Los Angeles is a pretty bizzaro place in general, and this is especially true when it comes to personal finances. Houses are so expensive, that it’s hard to understand how people do it. Also, there’s a culture of conspicuous consumption that pervades everything; everyone looks like they’re spending a ton of money (and often they are). A friend once very wisely said “In LA the BMW 3-series is what Honda Civic is to the rest of the country.”
Foxey and I both had good jobs, were saving a lot, and thought we were “making it”. Yet, in a lot of ways we looked like the “poor” people on the street. Our house was fairly average looking, we mowed our own lawn, we both drove old cars (a 1998 Toyota 4-Runner and a 2001 Honda Civic), and in general we had a humble existence. There seemed a disconnect, and it took an emotional toll. We were working so hard to save but it didn’t seem like it was making an impact. Everyone else “looked” richer than we. What gives?!?!
One day we were at a party, talking to a neighbor who was a mortgage broker. The neighbor had a few glasses of wine in her and mentioned that she did the mortgages for several people on the street. She didn’t violate anyone’s confidentiality, but she made a general statement that “you would be shocked at the shit-show that is most of our neighbor’s finances.” She left it at that.
We’ll come back to this in a second.
Looking at the data
According to the US census, the median net worth for an American is . . . $80,000—and that includes home equity; if you strip out home equity it falls to $25,000. Since this is an investing blog, and also since you know I don’t think you should rush to pay off your mortgage, let’s just look at net worth excluding home equity.
If your first reaction toggled between “that can’t be right” and “that’s really low” and “Holy Crap!!!” then you’re in good company—that was my reaction. My other reaction was “a really large percentage of their net worth is in their home, and that’s no good.” But that’s a topic for another post.
The Census Bureau breaks it down every which way. I think the most interesting is by age:
|Age||Net worth—with house||Net worth—without house|
|Less than 35 years||$6,900||$4,138|
|35 to 44 years||$45,740||$18,197|
|45 to 54 years||$100,404||$38,626|
|55 to 64 years||$164,498||$66,547|
|.65 to 69 years||$193,833||$66,168|
|.70 to 74 years||$225,390||$68,716|
|.75 and over||$197,758||$46,936|
There’s an obvious trend that you would expect. As you get older your net worth grows, peaks in your older years, and then towards the end starts to fall as you spend your nest egg.
People don’t like showing their rear-ends
How do you reconcile all this? The obvious answer is that, sadly, many people live way beyond their means, showing off a glitzy façade while the financial foundation is completely rotted. Back in LA, I am certain that we had a net worth higher than nearly all our neighbors. We certainly had cars crappier than all our neighbors. We were certainly one of the very few (only?) that mowed our own lawn.

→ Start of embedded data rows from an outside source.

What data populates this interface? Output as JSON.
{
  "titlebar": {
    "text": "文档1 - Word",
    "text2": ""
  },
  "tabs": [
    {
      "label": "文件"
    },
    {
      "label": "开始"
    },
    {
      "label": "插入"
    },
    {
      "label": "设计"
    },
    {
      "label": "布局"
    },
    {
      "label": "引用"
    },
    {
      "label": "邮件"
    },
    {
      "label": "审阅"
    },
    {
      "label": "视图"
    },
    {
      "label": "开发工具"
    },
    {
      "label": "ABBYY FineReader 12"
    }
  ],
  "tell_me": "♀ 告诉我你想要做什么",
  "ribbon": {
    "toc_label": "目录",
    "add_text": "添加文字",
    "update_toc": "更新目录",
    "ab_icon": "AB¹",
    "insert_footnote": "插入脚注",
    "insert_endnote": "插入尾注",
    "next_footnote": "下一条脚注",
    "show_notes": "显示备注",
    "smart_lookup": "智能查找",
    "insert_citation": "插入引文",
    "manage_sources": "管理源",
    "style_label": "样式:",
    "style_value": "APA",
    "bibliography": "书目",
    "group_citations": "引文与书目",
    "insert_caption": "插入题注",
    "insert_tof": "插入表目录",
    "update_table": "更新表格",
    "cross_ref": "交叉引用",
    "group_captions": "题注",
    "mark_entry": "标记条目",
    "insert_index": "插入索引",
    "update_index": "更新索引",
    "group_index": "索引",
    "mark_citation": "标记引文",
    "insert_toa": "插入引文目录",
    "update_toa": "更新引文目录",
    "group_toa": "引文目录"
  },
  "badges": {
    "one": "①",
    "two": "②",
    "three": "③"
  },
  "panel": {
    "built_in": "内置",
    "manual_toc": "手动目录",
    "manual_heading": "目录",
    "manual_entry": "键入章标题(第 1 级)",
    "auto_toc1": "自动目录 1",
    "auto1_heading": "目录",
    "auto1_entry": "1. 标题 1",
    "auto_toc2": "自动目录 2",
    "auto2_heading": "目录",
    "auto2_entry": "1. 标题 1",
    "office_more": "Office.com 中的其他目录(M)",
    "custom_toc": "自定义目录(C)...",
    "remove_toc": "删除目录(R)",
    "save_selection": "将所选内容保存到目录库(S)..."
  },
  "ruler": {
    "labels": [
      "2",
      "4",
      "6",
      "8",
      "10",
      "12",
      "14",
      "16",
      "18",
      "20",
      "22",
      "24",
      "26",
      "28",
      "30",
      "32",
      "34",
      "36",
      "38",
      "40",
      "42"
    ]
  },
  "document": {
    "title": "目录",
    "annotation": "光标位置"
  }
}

No one wants to “seem” poor, especially when they aren’t. As I said, it took a bit of a toll. Fortunately, Foxey and I have good, midwestern roots and were raised to save a big part of our income. But that’s no fun. I’m a bit of a freak so I actually derive a lot of pleasure from buying index mutual funds and watching numbers on a spreadsheet get larger. Foxey is much more normal, and enjoys buying actual things rather than just socking the money away.
Our neighbors, on the other hand, were not saving as much as we were. If you believe the mortgage brokers comments, many were spending much more than they were making, and weren’t saving at all. Looking at the national data, they had that in common with much of America.
I don’t want to seem as though I don’t think $100,000 is a lot of money. It definitely is, but it doesn’t seem like a lot over a lifetime of savings. Yet, that $100,000 is significantly more than most Americans have saved. I’m guessing it is probably more than many had on our street, despite all outward appearances seeming to indicate otherwise. It just seems weird and sad.
The point of all of this is that it’s good to know how much you have saved. Hopefully, one of the things you get from this blog is how to take stock of where you are and what your plan is to achieve your financial goal.
It’s also good to put your savings into perspective. Saving money is HARD work, especially emotionally given that we live in a world of conspicuous consumption where we are inundated, in the words of Tyler Durden: “Advertising has us chasing cars and clothes, working jobs we hate so we can buy shit we don’t need.”
It may not always be apparent, but I think it’s always worthwhile. Amazingly, and very sadly too, just doing a little bit of savings over a long time will put you well ahead of the average American. Take a look at those median values again—it’s sobering.
Maybe all of us savers need a special handshake or something so we can know that we aren’t alone. I hope this post makes you as a saver feel that you aren’t alone and that it is worth while.